Classics celebrated and in the making
The 100th anniversary of the publishing of the children’s classic The Wind In the Willows by Kenneth Grahame is being celebrated this season with a new edition illustrated by Robert Ingpen (Palazzo Editions, $19.95). The story is well known – Ratty and Mole, who live along the banks of the Thames River, go out boating one day. “Nothing,” Ratty famously says, “is half so much worth doing as simply messing about in boats.” On this idyllic outing they meet up with the eccentric and very rich Mr. Toad and get drawn into his increasingly more bizarre schemes as he falls in love first with a gypsy caravan and then with the newfangled and enchanting (to him) rich person’s toy – a motor car. As they tootle around the countryside, with Ratty and Mole trying to keep Toad out of scrapes, they meet up with the grumpy Badger and then have a run-in with the nasty, thuggish stoats and weasels who live in the Wild Wood.
All of these adventures offer artist Robert Ingpen wonderful scope for his talent. The book is lavishly illustrated beginning with a double-page aerial view of the countryside showing the river running through fields, under bridges, in front of Toad’s lavish Hall. Even as Ingpen renders each animal with careful accuracy, he also captures their “human” characteristics, bringing alive the distinct personalities we meet in Grahame’s text. The England he recreates in warm, soft shades of green, blue and rust probably existed only in small rural pockets but he perfectly replicates both the story’s coziness and its increasingly exciting adventures. Ingpen has done a splendid job of making Grahame’s Edwardian story accessible and attractive to modern children.
It’s difficult to know which of our current books will have the staying power of Wind in the Willows but one essential element in a classic seems to be an endearing or odd character. Mr. Toad is hard to beat for eccentricity but some of this season’s new books offer whimsical characters that may prove to have enduring appeal.
In Sir Reginald’s Logbook by Matt Hammill (Kids Can Press, $17.95) we meet an intrepid explorer questing after “The Lost Tablet of Illusion” – or do we? As Sir Reginald and his blunderbuss march through the jungle confronting the Carnivorous Elephant Beetle, a Great Purple Angler Fish and a gigantic Bright-Eyed Baboon we get glimpses (in black and white sketches) of the reality of his life. Sir Reginald may have an overactive imagination but he certainly makes his quest interesting and – yes – he does find the lost tablet and it really does magically create fabulous illusions.
Cary Fagan is particularly good at creating eccentric characters such as the dastardly Kaspar Snit. In Fagan’s new title, Mr. Karp’s Last Glass (Groundwood, $15.95), 11-year-old Randolph is considered an oddity by his friends because he is a serious collector.

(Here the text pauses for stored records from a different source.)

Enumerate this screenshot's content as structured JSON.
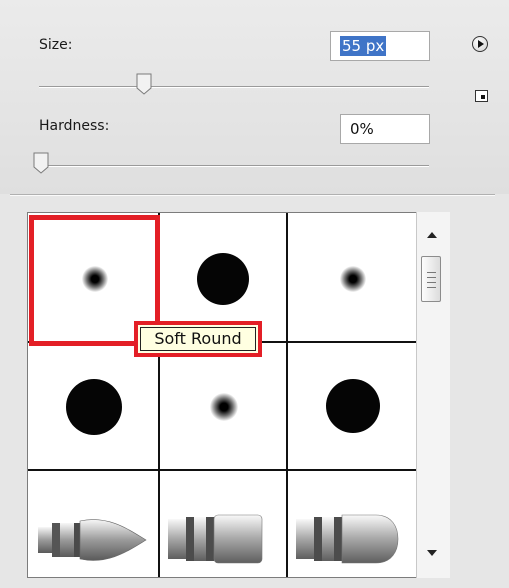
{
  "size": {
    "label": "Size:",
    "value": "55 px"
  },
  "hardness": {
    "label": "Hardness:",
    "value": "0%"
  },
  "icons": {
    "menu": "flyout-menu-icon",
    "new_preset": "create-new-preset-icon"
  },
  "brushes": [
    {
      "kind": "soft-round",
      "name": "Soft Round",
      "selected": true
    },
    {
      "kind": "hard-round"
    },
    {
      "kind": "soft-round"
    },
    {
      "kind": "hard-round"
    },
    {
      "kind": "soft-round"
    },
    {
      "kind": "hard-round"
    },
    {
      "kind": "bristle-point"
    },
    {
      "kind": "bristle-flat"
    },
    {
      "kind": "bristle-round"
    }
  ],
  "tooltip": "Soft Round",
  "colors": {
    "highlight": "#e31f26",
    "selection": "#3f74c7"
  }
}
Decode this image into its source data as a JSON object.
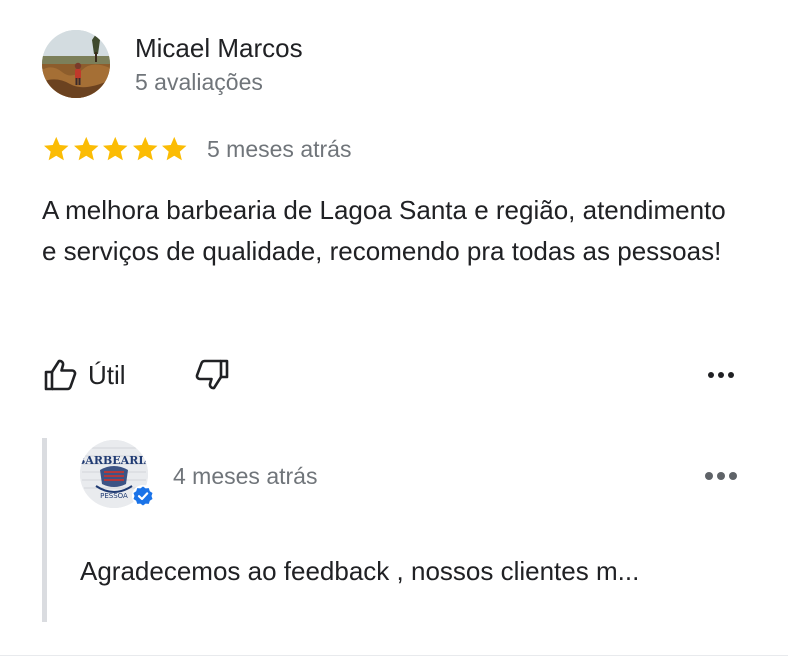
{
  "review": {
    "reviewer_name": "Micael Marcos",
    "reviewer_reviews": "5 avaliações",
    "rating": 5,
    "rating_max": 5,
    "time": "5 meses atrás",
    "text": "A melhora barbearia de Lagoa Santa e região, atendimento e serviços de qualidade, recomendo pra todas as pessoas!",
    "helpful_label": "Útil",
    "icons": {
      "avatar": "reviewer-avatar-photo",
      "star": "star-icon",
      "helpful": "thumbs-up-icon",
      "unhelpful": "thumbs-down-icon",
      "more": "more-options-icon"
    }
  },
  "owner_reply": {
    "time": "4 meses atrás",
    "text": "Agradecemos ao feedback , nossos clientes m...",
    "logo_text": "BARBEARIA",
    "logo_subtext": "PESSOA",
    "icons": {
      "avatar": "business-logo",
      "verified": "verified-badge-icon",
      "more": "more-options-icon"
    }
  },
  "colors": {
    "star": "#fbbc04",
    "primary_text": "#202124",
    "secondary_text": "#70757a",
    "verified": "#1a73e8",
    "reply_bar": "#dadce0"
  }
}
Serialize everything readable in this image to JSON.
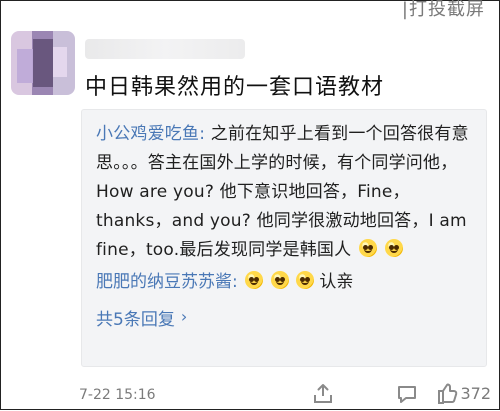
{
  "header": {
    "hint": "|打投截屏"
  },
  "post": {
    "text": "中日韩果然用的一套口语教材"
  },
  "comments": [
    {
      "user": "小公鸡爱吃鱼:",
      "text": "之前在知乎上看到一个回答很有意思。。。答主在国外上学的时候，有个同学问他，How are you? 他下意识地回答，Fine，thanks，and you? 他同学很激动地回答，I am fine，too.最后发现同学是韩国人"
    }
  ],
  "reply": {
    "user": "肥肥的纳豆苏苏酱:",
    "text": "认亲"
  },
  "more": {
    "label": "共5条回复"
  },
  "footer": {
    "time": "7-22 15:16",
    "likes": "372"
  },
  "colors": {
    "name": "#4a78b6",
    "bg": "#ffffff",
    "card_bg": "#f3f4f6",
    "muted": "#7b7b7b"
  }
}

Stones, snow globes, shoe horns, beer bottle caps – he likes his collections to be interesting.
Randolph may not be a typical boy but he is not the eccentric in this tale. When his parents decide to rent out their third-floor attic as an apartment, a true eccentric moves in. Mr. Karp, the new tenant, collects jars of water. Not just any water – water from famous historical events such as ditch water from the St. Louis hurricane of 1896 or from the Round Pond in Kensington Gardens during the miniature boat races of 1873. And like a true collector Mr. Karp has a running competition with another collector of water.
Both Karp and his rival are after water drained from Napoleon’s hat during his invasion of Russia. As Randolph gets caught up in Karp’s chase as well as in the problem his own family is wrestling with, he learns not just some unusual history facts, he also comes to interesting insights about life. Adults might recognize the joke in the title of this small, whimsical gem – a play on Krapp’s Last Tape.
In Dear Sylvia (Groundwood, $16.95), the third of Alan Cumyn’s family sagas about Owen and his brothers, before the much yearned-after Sylvia moved away she gave Owen paper and envelopes so that he could keep in touch. As Owen labours manfully to do her bidding the letters become a humorous commentary on such trials and tribulations as camping with his exasperating female cousins, being on call to rock the infant cousin who stops crying only for Owen, and coping with the nasty teacher who hounds him about his spelling. Cumyn has a knack for creating endearingly batty adult characters, particularly the uncle who tries to teach Owen to play the bagpipes. From the best of motives his relatives often complicate his life as he stumbles on with his quest to woo the unattainable Sylvia.
Gentle, humorous stories like these with their eccentric but lovable characters provide a welcome change of pace from the hard-hitting, edgy adventure stories that dominate the market. And who knows, some may become beloved classics.